Is there a simple trick to take the signed 32bit count
Mickster Posts: 2,392
and extend it to signed 64bit?
I can think of a few really clunky ways to achieve this but I wouldn't be surprised to learn that there is a standard (simple) technique.
Which count do you mean? If you're referring to the standard system clock counter, the full 64 bit value may be read via _getcnthl():
Oops, my bad. Forgot to mention that I was referring to the quadrature counters
Ah. Well, if you have a signed 32 bit value and want to know what the upper word of the full 64 bit value would be, you'd just shift the lower value right by 31, like:
Or you could convert to a 64 bit longint, like:
but the latter is of very limited use right now, since 64 bit integers (longint) aren't officially supported and don't fully work.
What's the ultimate goal here?
Keeping track of a motor encoder @ 1.6M counts/sec (a rotary axis, like a spindle)
It would be nice to keep track of its actual position beyond the 32bit rollover.
Well, for totally basic arithmetic you could use a longint to keep track of things -- I think add, sub, and shifts, at least, will work on longints, and probably comparisons will as well. If you want to do some more complicated work you will probably have to split the longint up into a 32 bit high, low pair, but that's easy enough to do:
I think(tm) most of the obvious 64bit issues are gone now (literal parsing aside)
Sort of thing that I had in mind except for the longint. I mean, I have seen it in the manual but the wording kinda gave me the impression of "this is it but it doesn't work yet"
This is soooo cool, many thanks
Hmm, does Hex$ know about the longint?
Might help if I wasn't still on 5.9.6
Only displays the lower 32 bits.
hex$() takes a uinteger parameter, so it only works on 32 bits. Someday we'll have to create a hexl$() for longints.

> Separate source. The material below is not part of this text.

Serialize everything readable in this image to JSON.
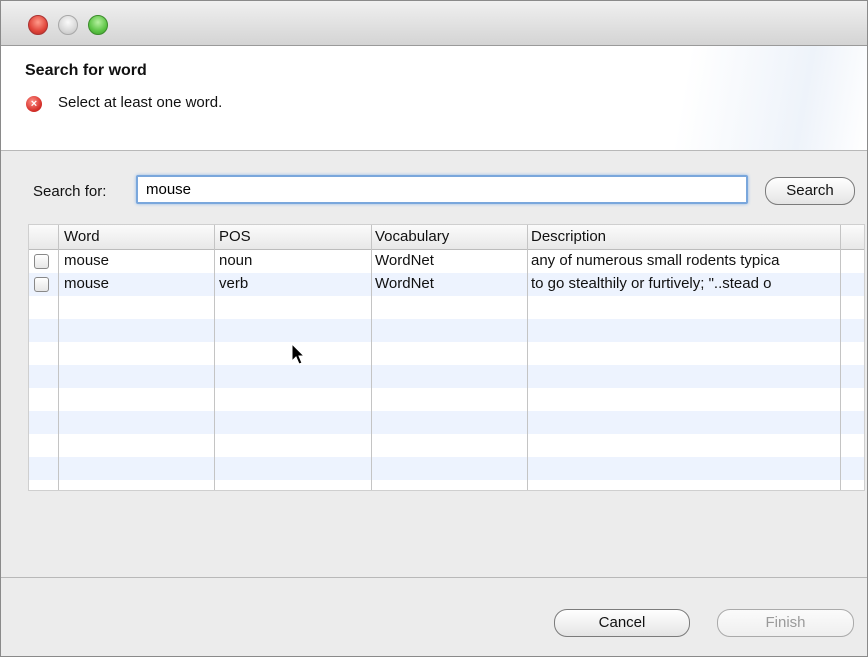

Not a problem. 64 bit counter working beautifully but I didn't know it until I split it to "lo" and "hi"....bit of a head-scratcher for a minute
Edit: Got some strange looks in the office when I used voice to ask Google and they heard the reply: "range of a 64 bit integer".
Bit of a quirk?
`dim as longint sixty4A,sixty4B
dim as uinteger hi, lo
sixty4A = &hFFFFFFFE
lo = &hCD2FA200
sixty4B = sixty4A<<32
sixty4B = sixty4B + lo
hi = sixty4B>>32
lo = sixty4B
print "method 1"
hi = sixty4B>>32
lo = sixty4B
print "method 2"
That's your literal getting truncated to 32 bit: https://github.com/totalspectrum/spin2cpp/issues/215
Thanks Ada. It's no biggie. I was only preloading for testing
Yep. Longints aren't completely ready for prime time yet, although we've made some good progress on them.
Once longints arrive, I betcha you/Ada/both could knock out double-precision floats before dinner time, right? 😜
Based on my tests.......looking really good now that I understand how to handle what we have
At full speed, this thing would need to run for ~170,000 years before rollover. What the heck, that's well out of warranty anyway
I go along with @"Heater." 's boss (or colleague):
"If you can't solve the problem with integers, you don't understand the problem"
I just eliminated a bunch of floats. Lost nothing but gained significant execution speed.
But then, my stuff is pretty simplistic
I’ve heard that quote in different variations from several sources. And faster would definitely be better!
Rather than hijack this thread, I’ll open a new topic in a bit where I can better explain what I’m up to and solicit some guidance.
ADDIT: The new thread is here: https://forums.parallax.com/discussion/174704/integer-calcs-instead-of-floating-point/p1?new=1
Unfortunately, no . There are a whole load of library functions like sin(), cos(), log(), etc. that will need to be modified to support 64 bits.
Okay. So… maybe by supper then? 🤣